[JD]: That’s actually a really interesting point that I’ve sort of seen others make. That there will be a life after COVID. People are going to remember how brands acted during the crisis, and they are going to decide if they want to continue to support that brand. Whether it’s a small brand that did some stupid marketing thing or a big brand that didn’t do anything or did something tasteless. If not, just thinking about how will the literal beauty landscape look? I mean, how will brands reputations be after this if they did something that consumers don’t agree with?
[LK]: Right. It’s more about your messaging. When I get an email from a brand just like promoting itself or some kind of non-essential product without any kind of recognition of the situation we’re all living through, it feels a little tone-deaf to me. That being said, I think living in New York and being so connected to the kind of death and destruction that this pandemic is wreaking, I’m more sensitive than somebody in a different place, who’s really just thinking about the quarantine.
So, I think that’s another part of what’s going on with this pandemic, it underlines how so many of us are experiencing very different realities. You know, for some people, it’s truly just about, Oh, shoot. I can’t go out, but I still have my paycheck, and I’m still working from home, and I’m safe. My family is safe, and nobody’s sick.
Then for other people, especially healthcare workers and frontline workers, they’re really experiencing like wartime in terms of witnessing illness and death. The sort of feeling of life or death situation. So, it’s hard to have the kind of messaging and communicate appropriately to people who are having such different experiences that we’re all living together.
[JD]: Absolutely, and this seems to be a common theme: acknowledging what’s happening and acknowledging the fact that people are having different experiences is key here. You can’t pretend nothing is happening, but as a brand, it’s like you need to offer a moment to escape from the reality, but you’re still doing it in a way that is acknowledging that this is an escape.
[LK]: Yeah, I mean, I totally agree. Exactly. It’s like we’re all experiencing this pandemic in different ways, but we’ve all had our lives appended. Life events are all impacted by this, regardless of where we’re coming from.

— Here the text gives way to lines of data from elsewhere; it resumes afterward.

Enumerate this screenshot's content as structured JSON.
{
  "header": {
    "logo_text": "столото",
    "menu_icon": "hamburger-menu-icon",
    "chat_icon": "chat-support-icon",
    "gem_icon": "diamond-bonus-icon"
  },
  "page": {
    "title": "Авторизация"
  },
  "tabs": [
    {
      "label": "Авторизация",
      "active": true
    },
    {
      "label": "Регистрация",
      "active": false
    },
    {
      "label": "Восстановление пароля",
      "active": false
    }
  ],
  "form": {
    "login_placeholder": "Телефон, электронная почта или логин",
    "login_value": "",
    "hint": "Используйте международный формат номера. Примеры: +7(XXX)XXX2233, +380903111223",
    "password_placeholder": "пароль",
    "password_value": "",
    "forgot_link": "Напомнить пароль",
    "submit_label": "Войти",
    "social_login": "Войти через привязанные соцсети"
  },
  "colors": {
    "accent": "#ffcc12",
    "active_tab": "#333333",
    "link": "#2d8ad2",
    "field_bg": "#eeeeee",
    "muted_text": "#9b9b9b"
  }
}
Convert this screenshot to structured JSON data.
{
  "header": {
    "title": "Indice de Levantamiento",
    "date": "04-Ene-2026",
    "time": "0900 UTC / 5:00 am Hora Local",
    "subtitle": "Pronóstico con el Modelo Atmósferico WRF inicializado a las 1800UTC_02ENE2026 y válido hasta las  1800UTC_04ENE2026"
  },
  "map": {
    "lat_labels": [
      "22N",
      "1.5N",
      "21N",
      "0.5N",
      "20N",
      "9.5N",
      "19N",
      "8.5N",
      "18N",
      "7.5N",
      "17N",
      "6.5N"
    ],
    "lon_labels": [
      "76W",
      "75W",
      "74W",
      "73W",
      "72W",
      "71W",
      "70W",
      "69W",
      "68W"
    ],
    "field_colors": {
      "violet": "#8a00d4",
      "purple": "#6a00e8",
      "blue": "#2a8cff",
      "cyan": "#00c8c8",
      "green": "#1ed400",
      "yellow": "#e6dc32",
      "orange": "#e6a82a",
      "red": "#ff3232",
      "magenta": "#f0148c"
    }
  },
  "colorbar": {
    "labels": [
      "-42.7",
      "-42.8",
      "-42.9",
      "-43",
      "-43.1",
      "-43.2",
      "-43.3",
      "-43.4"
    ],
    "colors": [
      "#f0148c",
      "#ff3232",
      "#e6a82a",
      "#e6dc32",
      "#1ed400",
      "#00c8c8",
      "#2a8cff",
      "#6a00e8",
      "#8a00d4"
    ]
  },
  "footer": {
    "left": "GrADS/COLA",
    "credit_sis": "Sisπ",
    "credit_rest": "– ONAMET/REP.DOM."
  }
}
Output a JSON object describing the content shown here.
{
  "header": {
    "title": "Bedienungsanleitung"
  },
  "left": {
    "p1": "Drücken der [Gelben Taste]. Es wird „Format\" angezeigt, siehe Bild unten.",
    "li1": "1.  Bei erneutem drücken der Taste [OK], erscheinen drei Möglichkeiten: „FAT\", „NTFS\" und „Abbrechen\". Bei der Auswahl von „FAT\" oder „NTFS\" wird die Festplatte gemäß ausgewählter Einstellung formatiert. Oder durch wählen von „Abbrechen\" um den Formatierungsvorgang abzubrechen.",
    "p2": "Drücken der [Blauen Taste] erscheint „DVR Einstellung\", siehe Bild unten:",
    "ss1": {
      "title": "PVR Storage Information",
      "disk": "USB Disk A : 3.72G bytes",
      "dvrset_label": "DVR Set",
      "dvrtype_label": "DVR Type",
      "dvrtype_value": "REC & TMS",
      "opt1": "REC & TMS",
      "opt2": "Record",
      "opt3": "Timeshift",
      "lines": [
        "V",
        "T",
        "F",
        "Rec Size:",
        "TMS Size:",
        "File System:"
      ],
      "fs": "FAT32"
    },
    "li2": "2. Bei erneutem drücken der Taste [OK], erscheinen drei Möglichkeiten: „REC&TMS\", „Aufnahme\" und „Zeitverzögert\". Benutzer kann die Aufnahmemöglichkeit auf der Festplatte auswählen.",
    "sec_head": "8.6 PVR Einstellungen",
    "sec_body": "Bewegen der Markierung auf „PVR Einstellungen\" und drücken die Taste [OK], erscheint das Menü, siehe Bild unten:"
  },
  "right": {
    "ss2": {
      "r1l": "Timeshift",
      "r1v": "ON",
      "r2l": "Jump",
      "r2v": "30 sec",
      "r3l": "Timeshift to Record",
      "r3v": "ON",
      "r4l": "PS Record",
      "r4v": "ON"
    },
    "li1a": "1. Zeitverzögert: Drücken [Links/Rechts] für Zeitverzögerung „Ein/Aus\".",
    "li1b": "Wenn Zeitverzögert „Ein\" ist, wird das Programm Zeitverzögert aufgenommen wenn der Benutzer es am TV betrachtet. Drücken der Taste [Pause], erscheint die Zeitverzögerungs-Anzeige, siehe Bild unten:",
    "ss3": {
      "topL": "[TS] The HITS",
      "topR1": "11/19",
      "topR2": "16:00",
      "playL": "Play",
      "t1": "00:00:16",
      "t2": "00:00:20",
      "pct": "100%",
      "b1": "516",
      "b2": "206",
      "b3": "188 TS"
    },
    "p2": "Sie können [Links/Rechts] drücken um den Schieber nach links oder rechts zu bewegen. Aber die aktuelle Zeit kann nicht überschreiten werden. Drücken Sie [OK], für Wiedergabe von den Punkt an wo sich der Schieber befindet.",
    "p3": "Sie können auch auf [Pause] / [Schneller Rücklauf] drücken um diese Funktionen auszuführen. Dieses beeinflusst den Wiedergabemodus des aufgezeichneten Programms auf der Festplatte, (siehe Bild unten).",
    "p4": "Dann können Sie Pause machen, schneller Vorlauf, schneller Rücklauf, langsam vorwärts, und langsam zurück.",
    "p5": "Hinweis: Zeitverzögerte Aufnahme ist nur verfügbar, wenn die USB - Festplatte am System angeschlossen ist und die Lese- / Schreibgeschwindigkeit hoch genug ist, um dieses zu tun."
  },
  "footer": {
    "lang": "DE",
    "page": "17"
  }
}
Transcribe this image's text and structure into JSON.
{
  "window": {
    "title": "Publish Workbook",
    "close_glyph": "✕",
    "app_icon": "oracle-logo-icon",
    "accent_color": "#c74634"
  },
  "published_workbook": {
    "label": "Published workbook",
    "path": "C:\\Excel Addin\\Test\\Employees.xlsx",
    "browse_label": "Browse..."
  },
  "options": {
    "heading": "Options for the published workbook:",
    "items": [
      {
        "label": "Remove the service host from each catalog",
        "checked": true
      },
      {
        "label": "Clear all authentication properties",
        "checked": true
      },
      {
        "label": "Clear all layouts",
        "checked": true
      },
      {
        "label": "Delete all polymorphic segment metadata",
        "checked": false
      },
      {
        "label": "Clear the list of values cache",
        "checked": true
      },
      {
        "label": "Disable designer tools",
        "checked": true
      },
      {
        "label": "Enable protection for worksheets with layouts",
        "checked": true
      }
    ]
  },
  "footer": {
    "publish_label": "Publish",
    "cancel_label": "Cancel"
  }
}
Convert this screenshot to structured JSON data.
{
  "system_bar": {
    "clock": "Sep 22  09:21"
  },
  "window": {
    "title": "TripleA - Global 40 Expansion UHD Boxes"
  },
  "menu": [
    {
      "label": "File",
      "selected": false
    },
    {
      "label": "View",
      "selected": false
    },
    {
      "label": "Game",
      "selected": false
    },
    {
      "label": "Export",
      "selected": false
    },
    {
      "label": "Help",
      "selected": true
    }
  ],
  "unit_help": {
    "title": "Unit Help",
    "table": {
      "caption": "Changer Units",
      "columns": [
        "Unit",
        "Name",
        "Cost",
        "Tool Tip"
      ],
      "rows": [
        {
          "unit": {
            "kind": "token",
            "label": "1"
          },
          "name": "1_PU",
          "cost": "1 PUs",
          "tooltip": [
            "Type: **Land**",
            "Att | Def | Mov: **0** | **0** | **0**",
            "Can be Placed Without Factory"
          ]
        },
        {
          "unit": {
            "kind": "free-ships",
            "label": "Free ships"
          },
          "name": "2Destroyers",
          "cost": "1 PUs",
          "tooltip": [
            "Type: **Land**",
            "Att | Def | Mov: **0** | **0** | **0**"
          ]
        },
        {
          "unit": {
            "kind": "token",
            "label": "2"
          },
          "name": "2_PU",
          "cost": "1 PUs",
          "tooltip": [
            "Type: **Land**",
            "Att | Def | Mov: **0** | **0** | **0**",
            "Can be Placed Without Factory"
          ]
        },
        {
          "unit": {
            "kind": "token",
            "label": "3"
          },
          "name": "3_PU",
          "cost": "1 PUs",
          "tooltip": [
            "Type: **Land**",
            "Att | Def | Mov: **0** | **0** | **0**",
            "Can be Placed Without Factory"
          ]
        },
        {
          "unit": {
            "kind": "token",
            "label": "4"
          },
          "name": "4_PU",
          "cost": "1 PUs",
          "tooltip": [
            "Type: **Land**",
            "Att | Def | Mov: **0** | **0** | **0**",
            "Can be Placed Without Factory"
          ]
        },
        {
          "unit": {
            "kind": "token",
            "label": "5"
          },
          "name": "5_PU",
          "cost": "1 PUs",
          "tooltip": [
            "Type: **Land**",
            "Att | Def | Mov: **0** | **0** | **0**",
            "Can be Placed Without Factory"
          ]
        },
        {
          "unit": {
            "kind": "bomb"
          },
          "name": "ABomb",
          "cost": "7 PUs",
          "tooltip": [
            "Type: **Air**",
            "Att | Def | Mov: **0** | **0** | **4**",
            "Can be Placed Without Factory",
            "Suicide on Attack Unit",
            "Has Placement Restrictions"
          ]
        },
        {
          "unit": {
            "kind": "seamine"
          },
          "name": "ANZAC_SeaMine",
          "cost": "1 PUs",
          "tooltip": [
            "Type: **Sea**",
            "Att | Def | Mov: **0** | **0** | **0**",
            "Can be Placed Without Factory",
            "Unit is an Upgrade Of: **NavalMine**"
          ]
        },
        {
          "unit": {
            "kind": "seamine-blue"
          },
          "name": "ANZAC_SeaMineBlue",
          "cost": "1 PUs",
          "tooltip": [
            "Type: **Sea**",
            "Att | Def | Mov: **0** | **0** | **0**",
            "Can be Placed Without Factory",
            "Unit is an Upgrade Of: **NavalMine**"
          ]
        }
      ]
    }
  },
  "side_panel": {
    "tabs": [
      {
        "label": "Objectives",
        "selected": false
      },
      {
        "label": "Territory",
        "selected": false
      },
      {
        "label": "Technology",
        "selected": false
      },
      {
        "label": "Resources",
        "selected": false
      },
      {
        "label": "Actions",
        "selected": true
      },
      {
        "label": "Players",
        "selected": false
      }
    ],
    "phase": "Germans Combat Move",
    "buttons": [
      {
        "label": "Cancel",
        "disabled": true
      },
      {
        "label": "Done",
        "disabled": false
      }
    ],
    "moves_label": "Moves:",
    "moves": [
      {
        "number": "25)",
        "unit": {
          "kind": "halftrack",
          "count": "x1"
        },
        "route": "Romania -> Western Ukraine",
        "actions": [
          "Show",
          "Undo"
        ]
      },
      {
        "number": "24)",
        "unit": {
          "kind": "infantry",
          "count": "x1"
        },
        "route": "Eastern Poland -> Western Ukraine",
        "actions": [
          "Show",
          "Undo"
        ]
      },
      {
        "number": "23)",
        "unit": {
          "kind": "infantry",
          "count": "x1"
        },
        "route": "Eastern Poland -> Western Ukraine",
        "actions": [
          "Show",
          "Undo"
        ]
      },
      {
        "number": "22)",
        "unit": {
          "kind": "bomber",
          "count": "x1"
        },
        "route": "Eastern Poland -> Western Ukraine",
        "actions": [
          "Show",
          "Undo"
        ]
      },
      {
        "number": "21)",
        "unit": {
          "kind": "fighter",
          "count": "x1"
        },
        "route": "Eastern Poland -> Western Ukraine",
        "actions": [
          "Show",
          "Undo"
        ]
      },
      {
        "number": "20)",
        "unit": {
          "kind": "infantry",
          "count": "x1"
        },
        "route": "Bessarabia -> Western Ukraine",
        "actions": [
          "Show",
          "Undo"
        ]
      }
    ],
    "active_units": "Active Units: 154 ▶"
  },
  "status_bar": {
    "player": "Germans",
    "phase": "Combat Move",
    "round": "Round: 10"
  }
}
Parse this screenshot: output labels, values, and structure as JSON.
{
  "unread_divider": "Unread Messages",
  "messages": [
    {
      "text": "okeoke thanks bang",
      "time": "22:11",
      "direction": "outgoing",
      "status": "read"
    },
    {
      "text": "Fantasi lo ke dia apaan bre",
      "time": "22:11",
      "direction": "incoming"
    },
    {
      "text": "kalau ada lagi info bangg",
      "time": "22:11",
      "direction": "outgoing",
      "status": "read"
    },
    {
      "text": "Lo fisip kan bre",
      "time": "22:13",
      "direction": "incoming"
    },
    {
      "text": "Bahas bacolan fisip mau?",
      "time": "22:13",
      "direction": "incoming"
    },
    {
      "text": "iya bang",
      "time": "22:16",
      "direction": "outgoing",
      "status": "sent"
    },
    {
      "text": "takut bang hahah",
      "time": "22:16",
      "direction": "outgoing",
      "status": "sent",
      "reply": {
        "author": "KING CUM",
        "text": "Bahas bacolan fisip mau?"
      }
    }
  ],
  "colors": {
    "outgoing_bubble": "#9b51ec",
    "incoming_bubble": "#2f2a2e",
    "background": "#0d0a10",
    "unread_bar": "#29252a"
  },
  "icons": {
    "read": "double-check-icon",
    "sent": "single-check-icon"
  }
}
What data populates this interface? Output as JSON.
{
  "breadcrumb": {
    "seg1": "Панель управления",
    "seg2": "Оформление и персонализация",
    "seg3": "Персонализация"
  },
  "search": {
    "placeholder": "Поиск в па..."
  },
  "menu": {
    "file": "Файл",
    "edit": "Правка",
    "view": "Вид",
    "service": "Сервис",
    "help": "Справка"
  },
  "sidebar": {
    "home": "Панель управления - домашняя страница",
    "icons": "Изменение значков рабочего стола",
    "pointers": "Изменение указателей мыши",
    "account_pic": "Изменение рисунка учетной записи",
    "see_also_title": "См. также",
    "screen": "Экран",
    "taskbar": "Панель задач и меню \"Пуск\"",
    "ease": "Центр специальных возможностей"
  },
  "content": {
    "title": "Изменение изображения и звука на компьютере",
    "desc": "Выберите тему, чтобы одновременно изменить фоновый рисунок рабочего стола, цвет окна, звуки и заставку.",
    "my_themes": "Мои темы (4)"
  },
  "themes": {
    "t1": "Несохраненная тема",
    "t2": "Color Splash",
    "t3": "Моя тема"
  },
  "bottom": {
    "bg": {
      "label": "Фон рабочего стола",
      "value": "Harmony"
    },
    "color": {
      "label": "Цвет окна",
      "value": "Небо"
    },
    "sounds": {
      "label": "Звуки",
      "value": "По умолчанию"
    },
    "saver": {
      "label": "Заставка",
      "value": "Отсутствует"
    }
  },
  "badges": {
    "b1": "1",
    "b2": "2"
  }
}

[JD]: Everyone’s plans are messed up right now.
[LK]: Right. Exactly, and you know, in some ways, it’s not a bad thing to be reminded as painful as it is. But when we’re reminded that we are not in control, that’s kind of at the heart of the human experience. Like we all want to think we’re in control, and in our day to day life, we are making our plans, and doing everything with this sort of assumption that we get to make all the decisions. When whenever tragedy strikes, whether that’s illness or death or something like this, it just, all of a sudden we’re like, Oh, yeah, right. Like, humans, we don’t.
Man plans, God laughs. That’s an aphorism for a reason. I think there is something powerful about the fact that everyone has to question our lives and what we’re doing. We have to learn and grow from this moment in history that we’re living through.
[JD]: Absolutely. Well, thank you so much, Laura. It was so great talking with you.
[LK]: It was such a pleasure. Thank you.
[JD]: I hope that you stay safe where you are and we can have an episode recorded in the future that is not about this pandemic.
[LK]: I would love that. Thanks again. Thanks for having me.